Data about app and page elements:
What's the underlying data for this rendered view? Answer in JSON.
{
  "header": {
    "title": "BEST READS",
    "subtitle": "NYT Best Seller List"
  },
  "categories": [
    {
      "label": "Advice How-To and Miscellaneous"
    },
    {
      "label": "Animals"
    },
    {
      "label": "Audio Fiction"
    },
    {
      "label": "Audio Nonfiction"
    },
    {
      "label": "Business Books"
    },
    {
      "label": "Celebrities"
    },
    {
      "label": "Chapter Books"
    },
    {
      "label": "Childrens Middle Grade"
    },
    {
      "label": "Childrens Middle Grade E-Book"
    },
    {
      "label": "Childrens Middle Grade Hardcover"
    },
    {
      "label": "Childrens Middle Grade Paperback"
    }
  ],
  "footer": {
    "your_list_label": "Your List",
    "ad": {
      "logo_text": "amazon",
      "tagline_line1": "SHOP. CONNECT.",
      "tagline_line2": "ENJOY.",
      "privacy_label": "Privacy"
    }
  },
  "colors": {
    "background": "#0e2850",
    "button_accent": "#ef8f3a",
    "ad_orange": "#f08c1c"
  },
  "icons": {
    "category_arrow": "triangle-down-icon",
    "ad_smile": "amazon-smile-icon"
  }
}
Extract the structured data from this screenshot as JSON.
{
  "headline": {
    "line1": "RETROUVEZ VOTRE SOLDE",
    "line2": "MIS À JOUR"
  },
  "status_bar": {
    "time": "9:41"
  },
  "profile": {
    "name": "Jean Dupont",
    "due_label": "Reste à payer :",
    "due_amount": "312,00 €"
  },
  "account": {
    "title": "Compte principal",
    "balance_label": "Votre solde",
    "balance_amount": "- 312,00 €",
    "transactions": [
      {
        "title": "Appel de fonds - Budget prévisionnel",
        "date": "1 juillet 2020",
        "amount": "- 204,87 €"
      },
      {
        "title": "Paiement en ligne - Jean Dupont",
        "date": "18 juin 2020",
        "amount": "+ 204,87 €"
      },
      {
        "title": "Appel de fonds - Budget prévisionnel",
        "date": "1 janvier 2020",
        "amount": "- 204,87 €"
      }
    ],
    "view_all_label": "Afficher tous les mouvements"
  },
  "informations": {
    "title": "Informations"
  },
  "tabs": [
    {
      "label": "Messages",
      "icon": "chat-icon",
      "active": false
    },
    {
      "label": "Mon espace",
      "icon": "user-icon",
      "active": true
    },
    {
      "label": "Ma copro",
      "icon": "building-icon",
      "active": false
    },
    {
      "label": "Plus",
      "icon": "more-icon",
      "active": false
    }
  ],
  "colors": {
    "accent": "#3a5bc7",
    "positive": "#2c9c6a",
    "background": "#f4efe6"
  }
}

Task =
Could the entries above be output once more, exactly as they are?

Response to this exercise =
What's the underlying data for this rendered view? Answer in JSON.
{
  "header": {
    "title": "BEST READS",
    "subtitle": "NYT Best Seller List"
  },
  "categories": [
    {
      "label": "Advice How-To and Miscellaneous"
    },
    {
      "label": "Animals"
    },
    {
      "label": "Audio Fiction"
    },
    {
      "label": "Audio Nonfiction"
    },
    {
      "label": "Business Books"
    },
    {
      "label": "Celebrities"
    },
    {
      "label": "Chapter Books"
    },
    {
      "label": "Childrens Middle Grade"
    },
    {
      "label": "Childrens Middle Grade E-Book"
    },
    {
      "label": "Childrens Middle Grade Hardcover"
    },
    {
      "label": "Childrens Middle Grade Paperback"
    }
  ],
  "footer": {
    "your_list_label": "Your List",
    "ad": {
      "logo_text": "amazon",
      "tagline_line1": "SHOP. CONNECT.",
      "tagline_line2": "ENJOY.",
      "privacy_label": "Privacy"
    }
  },
  "colors": {
    "background": "#0e2850",
    "button_accent": "#ef8f3a",
    "ad_orange": "#f08c1c"
  },
  "icons": {
    "category_arrow": "triangle-down-icon",
    "ad_smile": "amazon-smile-icon"
  }
}
Extract the structured data from this screenshot as JSON.
{
  "headline": {
    "line1": "RETROUVEZ VOTRE SOLDE",
    "line2": "MIS À JOUR"
  },
  "status_bar": {
    "time": "9:41"
  },
  "profile": {
    "name": "Jean Dupont",
    "due_label": "Reste à payer :",
    "due_amount": "312,00 €"
  },
  "account": {
    "title": "Compte principal",
    "balance_label": "Votre solde",
    "balance_amount": "- 312,00 €",
    "transactions": [
      {
        "title": "Appel de fonds - Budget prévisionnel",
        "date": "1 juillet 2020",
        "amount": "- 204,87 €"
      },
      {
        "title": "Paiement en ligne - Jean Dupont",
        "date": "18 juin 2020",
        "amount": "+ 204,87 €"
      },
      {
        "title": "Appel de fonds - Budget prévisionnel",
        "date": "1 janvier 2020",
        "amount": "- 204,87 €"
      }
    ],
    "view_all_label": "Afficher tous les mouvements"
  },
  "informations": {
    "title": "Informations"
  },
  "tabs": [
    {
      "label": "Messages",
      "icon": "chat-icon",
      "active": false
    },
    {
      "label": "Mon espace",
      "icon": "user-icon",
      "active": true
    },
    {
      "label": "Ma copro",
      "icon": "building-icon",
      "active": false
    },
    {
      "label": "Plus",
      "icon": "more-icon",
      "active": false
    }
  ],
  "colors": {
    "accent": "#3a5bc7",
    "positive": "#2c9c6a",
    "background": "#f4efe6"
  }
}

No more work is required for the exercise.